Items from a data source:
= Beginning of Section =

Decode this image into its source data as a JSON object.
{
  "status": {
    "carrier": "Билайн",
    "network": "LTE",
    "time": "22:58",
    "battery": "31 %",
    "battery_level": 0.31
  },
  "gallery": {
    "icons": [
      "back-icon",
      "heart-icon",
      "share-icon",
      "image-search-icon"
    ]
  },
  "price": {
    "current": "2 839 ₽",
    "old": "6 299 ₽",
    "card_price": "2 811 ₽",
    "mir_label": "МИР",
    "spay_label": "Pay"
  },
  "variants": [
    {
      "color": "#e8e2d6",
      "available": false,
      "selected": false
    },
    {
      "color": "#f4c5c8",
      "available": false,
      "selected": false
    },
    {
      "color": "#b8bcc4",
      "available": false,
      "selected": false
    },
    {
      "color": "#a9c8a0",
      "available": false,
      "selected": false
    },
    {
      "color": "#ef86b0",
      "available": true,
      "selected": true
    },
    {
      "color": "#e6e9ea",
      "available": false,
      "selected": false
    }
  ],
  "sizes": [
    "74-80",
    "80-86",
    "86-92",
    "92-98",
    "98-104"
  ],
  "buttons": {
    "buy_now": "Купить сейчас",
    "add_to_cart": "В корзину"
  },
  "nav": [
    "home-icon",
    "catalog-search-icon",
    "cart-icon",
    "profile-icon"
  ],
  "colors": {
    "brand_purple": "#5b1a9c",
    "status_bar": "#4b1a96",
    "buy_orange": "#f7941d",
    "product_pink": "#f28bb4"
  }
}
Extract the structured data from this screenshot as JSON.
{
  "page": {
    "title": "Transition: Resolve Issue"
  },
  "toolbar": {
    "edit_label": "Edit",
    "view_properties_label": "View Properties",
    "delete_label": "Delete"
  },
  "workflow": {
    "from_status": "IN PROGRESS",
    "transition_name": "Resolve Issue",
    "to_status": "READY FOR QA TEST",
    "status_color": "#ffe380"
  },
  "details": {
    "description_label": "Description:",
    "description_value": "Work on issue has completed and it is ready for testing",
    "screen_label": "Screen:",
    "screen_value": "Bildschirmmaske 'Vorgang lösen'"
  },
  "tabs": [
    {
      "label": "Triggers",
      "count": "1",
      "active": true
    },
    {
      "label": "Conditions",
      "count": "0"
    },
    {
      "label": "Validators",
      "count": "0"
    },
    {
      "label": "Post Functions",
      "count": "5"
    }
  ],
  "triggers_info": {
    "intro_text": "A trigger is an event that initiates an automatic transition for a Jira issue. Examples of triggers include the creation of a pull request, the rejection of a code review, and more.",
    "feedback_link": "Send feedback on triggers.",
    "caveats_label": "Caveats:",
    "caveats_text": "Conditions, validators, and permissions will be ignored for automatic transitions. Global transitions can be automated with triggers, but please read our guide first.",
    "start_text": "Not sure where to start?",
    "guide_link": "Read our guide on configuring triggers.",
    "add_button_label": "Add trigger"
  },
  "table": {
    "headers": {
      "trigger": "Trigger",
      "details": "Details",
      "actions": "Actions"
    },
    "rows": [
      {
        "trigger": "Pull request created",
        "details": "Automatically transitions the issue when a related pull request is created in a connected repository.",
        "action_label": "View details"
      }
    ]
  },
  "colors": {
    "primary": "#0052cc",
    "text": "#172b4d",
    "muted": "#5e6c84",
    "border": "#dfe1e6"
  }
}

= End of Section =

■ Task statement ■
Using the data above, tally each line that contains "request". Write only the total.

■ Answer to the exercise ■
3